5. Read the Bible & Pray – Yes, it’s okay to escape and turn off our brains, but it’s also so good to fill our minds with truth. At our lowest points after a failure, our brains are telling us non-truths. And making up stories about other people and self-doubt is creeping in. The only TRUTH our minds need is the TRUTH of God and His word and the reminder of what ultimately matters. I pull out copies of Bible studies from She Reads Truth, a study that has just the Bible verses printed out in daily format, with a few questions to review the Scripture that day. It’s basic, it’s simple, it’s broken down into passages that are right in front of me, and doesn’t take much effort on my part to just pick up the book and read the verses. Because, let’s be honest, at my lowest, I need to expend as little effort as possible to find the truth. (They also have He Reads Truth studies for men. You can find them HERE.) This usually also helps me put things in perspective – not that I downplay what I’m going through (not healthy), but that I step outside of the temporal and see the eternal perspective.
6. Reframe & Perspective – Failures can seem so overwhelmingly scary and unsurmountable. With the help of those close friends, prayer and the Truth, reframe the situation and keep it in perspective. As my guest, Pastor Brian Coffey, mentioned in the latest podcast episode, just because a hitter strikes out four times in one game, doesn’t mean he’s a bad player. It means he struck out that day. (Hear the episode HERE). Time will move on. Other opportunities will present themselves and you’ll feel up to trying again. If you need to, make a written list of everything that happened and – when you’re up for it – honestly and objectively look at that list and pray about what really happened in each step. What can you learn from what happened? Is there a different approach you need to take next time? If it’s a business failure, is there someone you could go to for financial and business advice? If it was a failure in a performance situation, should you consider lessons in that area? If it’s a relational failure, counseling may be necessary, or books could be read on the subject. Take steps to learn how to approach the situation the next time it faces you.
7. List – When you’re ready, take actionable steps to try again. Goals – large and small – can be broken down. Do a brainstorming meeting (with yourself is fine! Or with a friend…either one!) to come up with ideas for what you will do next. Talk yourself into taking that first step toward getting up and out to tackle that situation again. Just to normalize things around here – I’ll totally admit that the first step in me “re-trying” something is getting to Target. I don’t even make myself change out of the yoga pants. The hair is a mess on top of the head. And I take myself over to Target and I get out of the house. That is a first step. Congratulate your brave self for that first step. (And by “congratulate” I clearly mean buy yourself a Venti at Starbucks.)
Friends, we all fail or feel like we failed. Sometimes it’s not our failure that created the situation, it’s just a plain old sucky situation. It hurts. It stinks. It makes us want to never try again.
But it’s worth it – so worth it – to search for hope to inspire us to try again.
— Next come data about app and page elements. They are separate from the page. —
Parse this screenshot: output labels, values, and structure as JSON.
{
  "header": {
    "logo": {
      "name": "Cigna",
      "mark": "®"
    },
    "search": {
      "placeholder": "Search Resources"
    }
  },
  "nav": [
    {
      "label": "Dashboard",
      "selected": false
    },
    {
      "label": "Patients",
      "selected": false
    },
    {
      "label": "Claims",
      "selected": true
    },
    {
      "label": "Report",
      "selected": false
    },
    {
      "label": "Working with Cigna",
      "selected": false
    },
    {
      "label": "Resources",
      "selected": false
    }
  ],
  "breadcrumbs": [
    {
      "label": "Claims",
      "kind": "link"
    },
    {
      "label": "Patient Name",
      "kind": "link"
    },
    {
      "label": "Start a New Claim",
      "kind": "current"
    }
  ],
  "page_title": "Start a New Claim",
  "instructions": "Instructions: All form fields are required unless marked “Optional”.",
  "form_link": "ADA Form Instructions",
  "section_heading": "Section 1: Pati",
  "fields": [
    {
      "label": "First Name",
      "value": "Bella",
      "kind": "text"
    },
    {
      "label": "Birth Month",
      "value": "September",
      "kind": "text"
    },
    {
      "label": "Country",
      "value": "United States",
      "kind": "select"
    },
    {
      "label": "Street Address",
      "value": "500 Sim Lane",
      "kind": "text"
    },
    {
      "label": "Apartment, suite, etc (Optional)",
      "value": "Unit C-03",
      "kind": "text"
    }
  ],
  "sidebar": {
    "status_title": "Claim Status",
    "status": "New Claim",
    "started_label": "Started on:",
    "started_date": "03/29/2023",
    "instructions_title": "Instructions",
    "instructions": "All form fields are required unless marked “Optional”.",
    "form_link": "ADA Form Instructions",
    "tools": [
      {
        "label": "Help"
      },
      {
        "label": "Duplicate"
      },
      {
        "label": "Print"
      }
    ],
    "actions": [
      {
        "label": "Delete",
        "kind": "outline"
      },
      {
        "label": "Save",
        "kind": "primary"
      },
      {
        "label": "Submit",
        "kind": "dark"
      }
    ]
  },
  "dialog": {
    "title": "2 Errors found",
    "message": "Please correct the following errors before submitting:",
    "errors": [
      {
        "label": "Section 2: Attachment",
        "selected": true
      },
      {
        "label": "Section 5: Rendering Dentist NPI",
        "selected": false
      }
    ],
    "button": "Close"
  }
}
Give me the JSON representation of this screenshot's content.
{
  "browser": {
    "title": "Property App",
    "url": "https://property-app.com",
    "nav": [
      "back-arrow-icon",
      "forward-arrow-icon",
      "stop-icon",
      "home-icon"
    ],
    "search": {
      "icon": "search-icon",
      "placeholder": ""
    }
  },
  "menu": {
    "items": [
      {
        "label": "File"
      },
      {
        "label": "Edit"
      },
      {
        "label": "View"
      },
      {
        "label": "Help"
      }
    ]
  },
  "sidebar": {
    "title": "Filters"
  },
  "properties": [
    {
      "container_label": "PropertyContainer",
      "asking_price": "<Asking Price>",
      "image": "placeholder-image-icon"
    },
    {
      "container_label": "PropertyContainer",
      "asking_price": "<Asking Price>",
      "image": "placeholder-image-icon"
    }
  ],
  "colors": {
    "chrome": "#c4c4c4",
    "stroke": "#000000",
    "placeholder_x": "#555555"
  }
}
*obviously, there are different levels and contexts of “failure” – be sure to not always look at things as “failure” on your part. i’m using it as a generalized term. also, if you experience symptoms of depression, seek professional help and consultation. possibly, you need to ask a friend or spouse for support if reaching out for help is too difficult at the moment. rely on them to find help for you. it’s okay to ask for their support and love.